Everyone knows that Virginia is a state steeped in a rich history. After all, the Commonwealth is home to Jamestown, Williamsburg, Revolutionary and Civil War battlefields, and is known as the “Mother of Presidents,” as eight United States presidents were born right here in Virginia.
You probably learned all about Virginia’s history through textbooks and in the classroom – you may have even visited a site or two before. However, Virginia isn’t all Colonial garb and historic homes—if you look closely, you just might find that historic Virginia has an edgy – dare we say it?—cool side that you might never have suspected.
Here’s our guide to experiencing Virginia’s history in an unexpected, fresh, and new way:
Sip Virginia wine…on a national battlefield at the Winery at Bull Run. Enjoy a taste of Virginia past and present at this Fairfax County winery, which adjoins over 5,000 countryside acres of the historic Manassas National Battlefield Park, providing you with a beautiful vista of preserved 19th century farmland. Not only will you get to sip on delicious Virginia wine, but you’ll also get a glimpse into Virginia’s rich heritage with winemaking techniques from the Civil War-era, historical buildings and artifacts.
Play a Revolutionary War spy game – just like on AMC’s TURN—by visiting RevQuest in Williamsburg, Virginia. The thirteen colonies are on the verge of declaring their independence from Great Britain, and fighting has already begun. The fledgling American nation has no professional army or navy while the British have the greatest military force in the world. We must have a strong ally! Does the old saying, that “the enemy of our enemy is our friend” hold true?

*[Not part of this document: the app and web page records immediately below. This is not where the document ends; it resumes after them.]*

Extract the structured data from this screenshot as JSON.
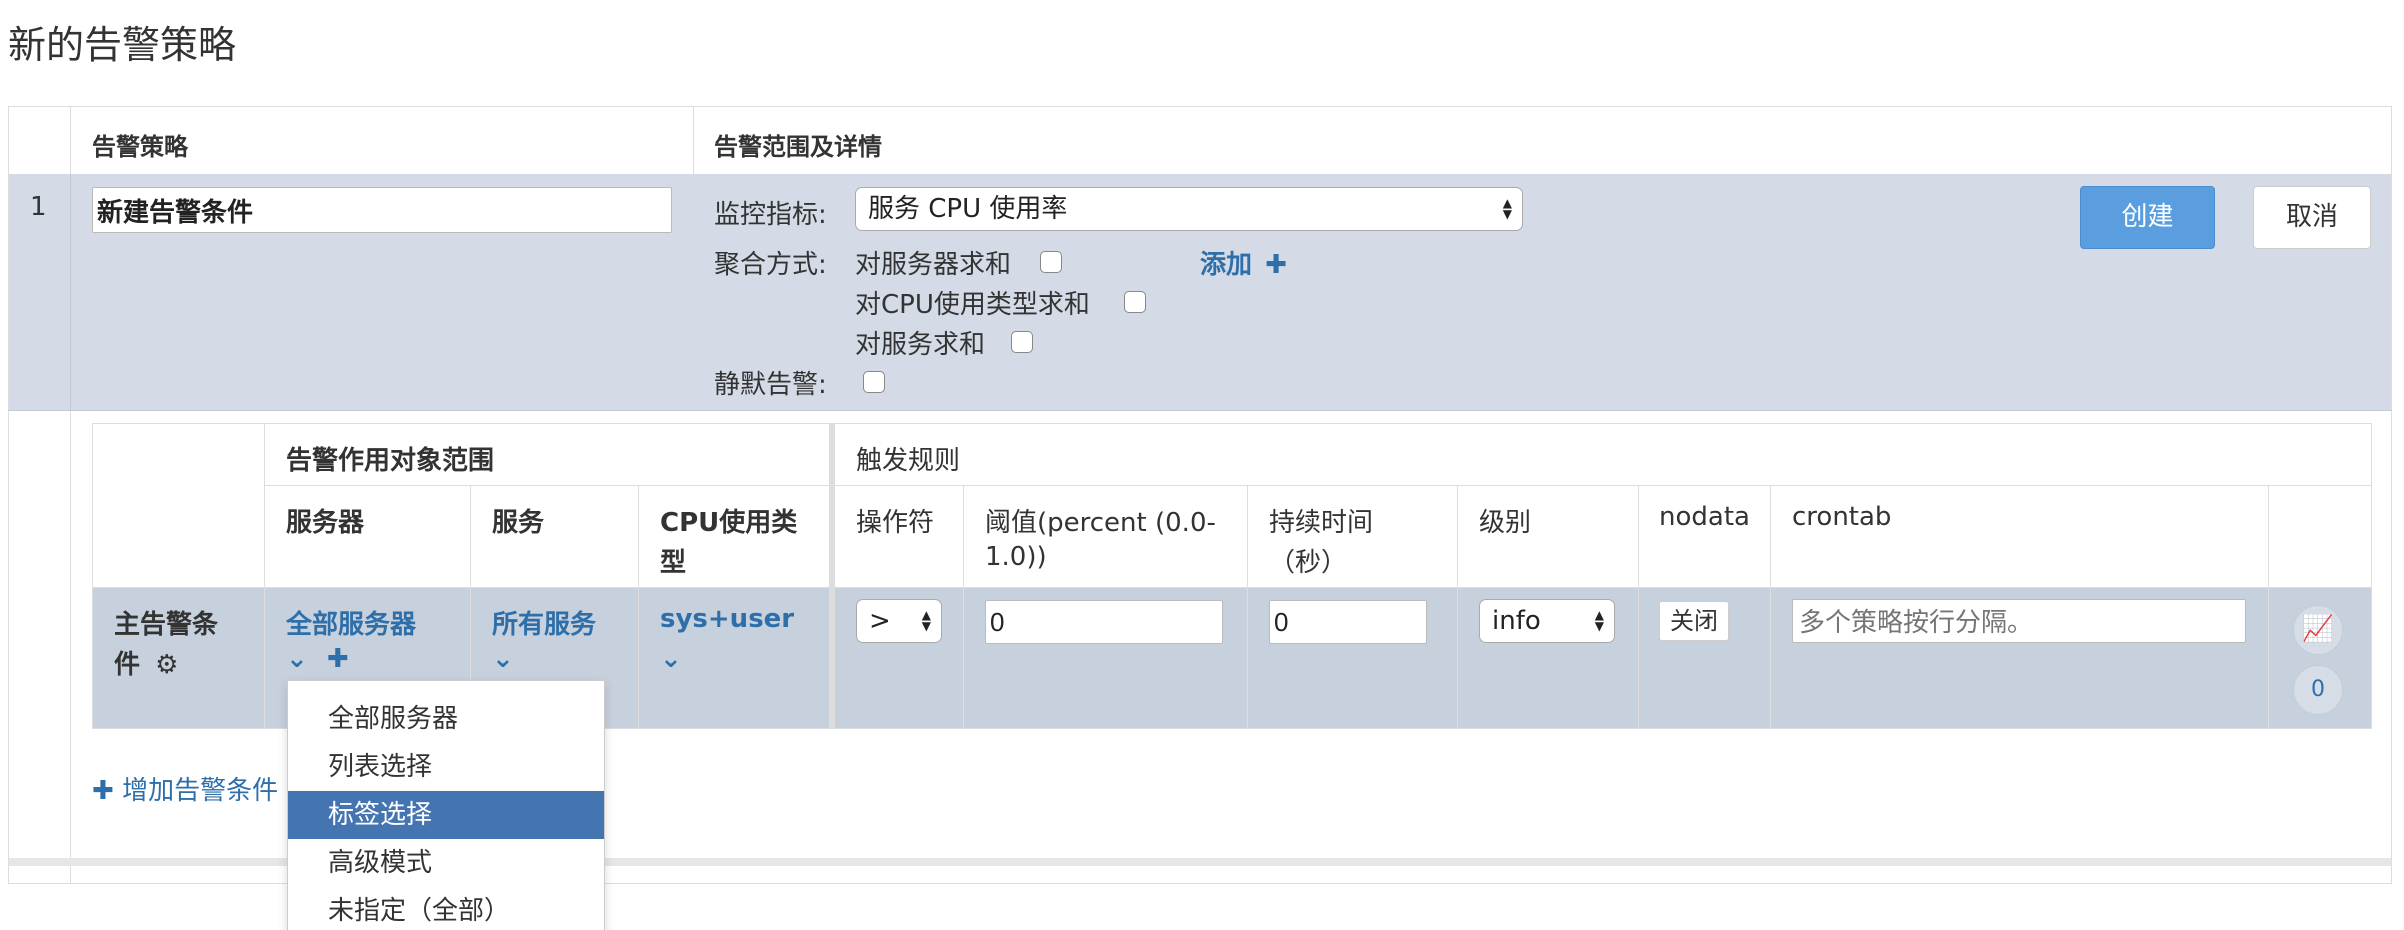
{
  "page_title": "新的告警策略",
  "header": {
    "col_policy": "告警策略",
    "col_scope": "告警范围及详情"
  },
  "row": {
    "index": "1",
    "name_value": "新建告警条件",
    "metric_label": "监控指标:",
    "metric_value": "服务 CPU 使用率",
    "agg_label": "聚合方式:",
    "agg_options": [
      "对服务器求和",
      "对CPU使用类型求和",
      "对服务求和"
    ],
    "add_label": "添加",
    "silence_label": "静默告警:",
    "create_label": "创建",
    "cancel_label": "取消"
  },
  "conditions": {
    "group_scope": "告警作用对象范围",
    "group_trigger": "触发规则",
    "columns": {
      "server": "服务器",
      "service": "服务",
      "cpu_type_1": "CPU使用类",
      "cpu_type_2": "型",
      "operator": "操作符",
      "threshold_1": "阈值(percent (0.0-",
      "threshold_2": "1.0))",
      "duration_1": "持续时间",
      "duration_2": "（秒）",
      "level": "级别",
      "nodata": "nodata",
      "crontab": "crontab"
    },
    "main_label_1": "主告警条",
    "main_label_2": "件",
    "server_value": "全部服务器",
    "service_value": "所有服务",
    "cpu_value": "sys+user",
    "operator_value": ">",
    "threshold_value": "0",
    "duration_value": "0",
    "level_value": "info",
    "nodata_value": "关闭",
    "crontab_placeholder": "多个策略按行分隔。",
    "count": "0",
    "add_condition": "增加告警条件"
  },
  "dropdown": {
    "items": [
      "全部服务器",
      "列表选择",
      "标签选择",
      "高级模式",
      "未指定（全部）"
    ],
    "selected": "标签选择"
  },
  "icons": [
    "gear-icon",
    "chevron-down-icon",
    "plus-icon",
    "chart-line-icon"
  ],
  "colors": {
    "accent": "#2e6ea9",
    "primary_button": "#5b9ee0",
    "row_bg": "#d4dbe6",
    "dropdown_selected": "#4575b0"
  }
}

Channel your inner Johnny Cash at the Carter Family Fold in Hiltons. The Carter Fold is a rustic, 1,000 seat music shed offering traditional music every Saturday night. Johnny Cash (who married Carter family member and country music darling June Carter) played at the Fold many times – in fact, he played his very last concert there in 2003. The Carter Family was discovered in 1927 by Victor Recording Studio in Bristol and recorded 300 songs between 1927 and 1942. Playing traditional Appalachian music, the family has often been credited as forerunners of modern-day country music. Today, A.P. Carter’s old general store acts as a museum. Recent additions include the newly moved and reconstructed original A.P. Carter Homeplace.
Are you a fan of The Following? See where it all began in Richmond. Though the FOX television hit series was not filmed in Richmond, the show’s first season took place in downtown Richmond and featured all things Edgar Allen Poe, the muse of the show’s villain, Joe Carroll. Visit the Edgar Allen Poe Museum in downtown Richmond if you’re looking for a sinister way to explore Virginia’s capital city.
Drive by the home of the REAL Scarlett O’Hara in Mecklenburg County. Civil War-era author Myrta Lockett Avary penned two books: A Virginia Girl in the Civil War and Dixie after the War, and was one of the major influences for Margaret Mitchell when she wrote Gone with the Wind. This sassy antebellum belle resided at Lombardy Grove just off Route 58 in Mecklenburg County.
See the hoof print of the real Misty of Chincoteague. Remember reading Misty of Chincoteague when you were little? Well, Misty was a real horse, and you can see her actual hoof print in front of the Island Theater in Chincoteague! The premiere of the movie “Misty” on Chincoteague was in 1961, and Misty was led down Main Street by her owner Ralph Beebe. In front of the Island Theater, Misty put her front hoof prints in the cement, and author Marguerite Henry wrote Misty’s name in the cement underneath. Misty’s hoof prints can still be found in the sidewalk in front of the newly renovated Island Theater. A bronze statue of Misty is located at Robert Reed Waterfront Park in downtown Chincoteague. Today, you can find direct descendants of Misty at the Chincoteague Pony Center.
Enjoy modern cuisine in Old Town Alexandria: The historic district known as Old Town Alexandria takes you back to the time when our nation’s early leaders strolled the streets and partook of grog at pubs and taverns. Today, Alexandria is known for its exquisite culinary scene and its chefs are getting national recognition. Chef Cathal Armstrong of Restaurant Eve has become a foodie darling, earning a nod from the James Beard Foundation earlier this year.